**Problem to solve**. In the copy of the lines below, leave out pictures and print everything else exactly.

**Exercise data**.
========
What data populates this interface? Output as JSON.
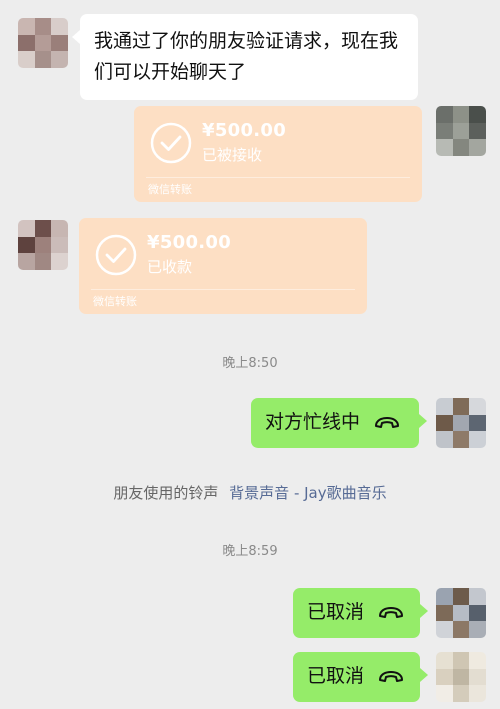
{
  "messages": {
    "friend_request": "我通过了你的朋友验证请求，现在我们可以开始聊天了"
  },
  "transfers": {
    "sent": {
      "amount": "¥500.00",
      "status": "已被接收",
      "footer": "微信转账"
    },
    "received": {
      "amount": "¥500.00",
      "status": "已收款",
      "footer": "微信转账"
    }
  },
  "timestamps": {
    "first": "晚上8:50",
    "second": "晚上8:59"
  },
  "calls": {
    "busy": "对方忙线中",
    "cancelled_1": "已取消",
    "cancelled_2": "已取消"
  },
  "ringtone": {
    "prefix": "朋友使用的铃声",
    "song": "背景声音 - Jay歌曲音乐"
  },
  "colors": {
    "background": "#ededed",
    "self_bubble": "#95ec69",
    "other_bubble": "#ffffff",
    "transfer_card": "#fddfc4",
    "link": "#576b95"
  },
  "icons": [
    "check-circle-icon",
    "phone-hangup-icon"
  ]
}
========
**Final answer**.
What data populates this interface? Output as JSON.
{
  "messages": {
    "friend_request": "我通过了你的朋友验证请求，现在我们可以开始聊天了"
  },
  "transfers": {
    "sent": {
      "amount": "¥500.00",
      "status": "已被接收",
      "footer": "微信转账"
    },
    "received": {
      "amount": "¥500.00",
      "status": "已收款",
      "footer": "微信转账"
    }
  },
  "timestamps": {
    "first": "晚上8:50",
    "second": "晚上8:59"
  },
  "calls": {
    "busy": "对方忙线中",
    "cancelled_1": "已取消",
    "cancelled_2": "已取消"
  },
  "ringtone": {
    "prefix": "朋友使用的铃声",
    "song": "背景声音 - Jay歌曲音乐"
  },
  "colors": {
    "background": "#ededed",
    "self_bubble": "#95ec69",
    "other_bubble": "#ffffff",
    "transfer_card": "#fddfc4",
    "link": "#576b95"
  },
  "icons": [
    "check-circle-icon",
    "phone-hangup-icon"
  ]
}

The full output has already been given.